**Task data:**

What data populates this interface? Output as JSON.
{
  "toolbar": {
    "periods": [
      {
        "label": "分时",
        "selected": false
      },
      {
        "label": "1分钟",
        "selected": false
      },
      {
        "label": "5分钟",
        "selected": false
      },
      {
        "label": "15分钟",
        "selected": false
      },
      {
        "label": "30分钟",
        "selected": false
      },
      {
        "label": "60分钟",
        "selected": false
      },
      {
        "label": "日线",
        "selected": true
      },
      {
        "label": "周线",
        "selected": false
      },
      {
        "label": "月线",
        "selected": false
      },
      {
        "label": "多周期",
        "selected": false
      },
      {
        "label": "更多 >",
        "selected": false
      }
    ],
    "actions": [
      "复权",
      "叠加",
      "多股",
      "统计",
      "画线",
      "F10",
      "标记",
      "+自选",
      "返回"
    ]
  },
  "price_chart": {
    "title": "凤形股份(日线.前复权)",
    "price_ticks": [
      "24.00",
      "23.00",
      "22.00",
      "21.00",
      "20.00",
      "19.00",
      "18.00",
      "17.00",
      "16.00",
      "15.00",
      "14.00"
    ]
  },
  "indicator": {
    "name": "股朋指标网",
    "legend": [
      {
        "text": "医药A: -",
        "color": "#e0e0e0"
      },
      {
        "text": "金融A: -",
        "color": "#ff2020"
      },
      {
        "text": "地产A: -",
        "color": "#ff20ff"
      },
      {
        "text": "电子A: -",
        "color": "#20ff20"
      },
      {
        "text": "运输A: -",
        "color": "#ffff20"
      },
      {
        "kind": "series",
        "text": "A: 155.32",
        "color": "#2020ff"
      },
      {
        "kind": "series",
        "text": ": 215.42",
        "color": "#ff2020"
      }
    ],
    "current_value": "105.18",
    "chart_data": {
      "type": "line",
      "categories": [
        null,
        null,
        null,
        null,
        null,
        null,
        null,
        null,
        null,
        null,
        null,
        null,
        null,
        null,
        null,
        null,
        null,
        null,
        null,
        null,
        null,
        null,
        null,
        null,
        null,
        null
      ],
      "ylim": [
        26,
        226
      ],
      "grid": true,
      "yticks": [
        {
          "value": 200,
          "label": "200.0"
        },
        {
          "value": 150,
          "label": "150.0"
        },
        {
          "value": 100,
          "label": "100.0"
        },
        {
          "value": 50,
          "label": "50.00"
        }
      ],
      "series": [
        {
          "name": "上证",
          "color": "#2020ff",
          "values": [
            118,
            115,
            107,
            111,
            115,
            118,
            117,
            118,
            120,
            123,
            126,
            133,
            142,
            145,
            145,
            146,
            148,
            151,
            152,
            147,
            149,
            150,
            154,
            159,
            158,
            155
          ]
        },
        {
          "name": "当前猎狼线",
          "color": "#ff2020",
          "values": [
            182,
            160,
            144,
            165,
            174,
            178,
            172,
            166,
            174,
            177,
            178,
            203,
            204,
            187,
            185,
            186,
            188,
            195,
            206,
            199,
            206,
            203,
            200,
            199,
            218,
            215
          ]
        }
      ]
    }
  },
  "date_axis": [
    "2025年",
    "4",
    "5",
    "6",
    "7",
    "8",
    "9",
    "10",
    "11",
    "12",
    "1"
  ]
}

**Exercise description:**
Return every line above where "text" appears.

**Exercise result:**
        "text": "医药A: -",
        "text": "金融A: -",
        "text": "地产A: -",
        "text": "电子A: -",
        "text": "运输A: -",
        "text": "A: 155.32",
        "text": ": 215.42",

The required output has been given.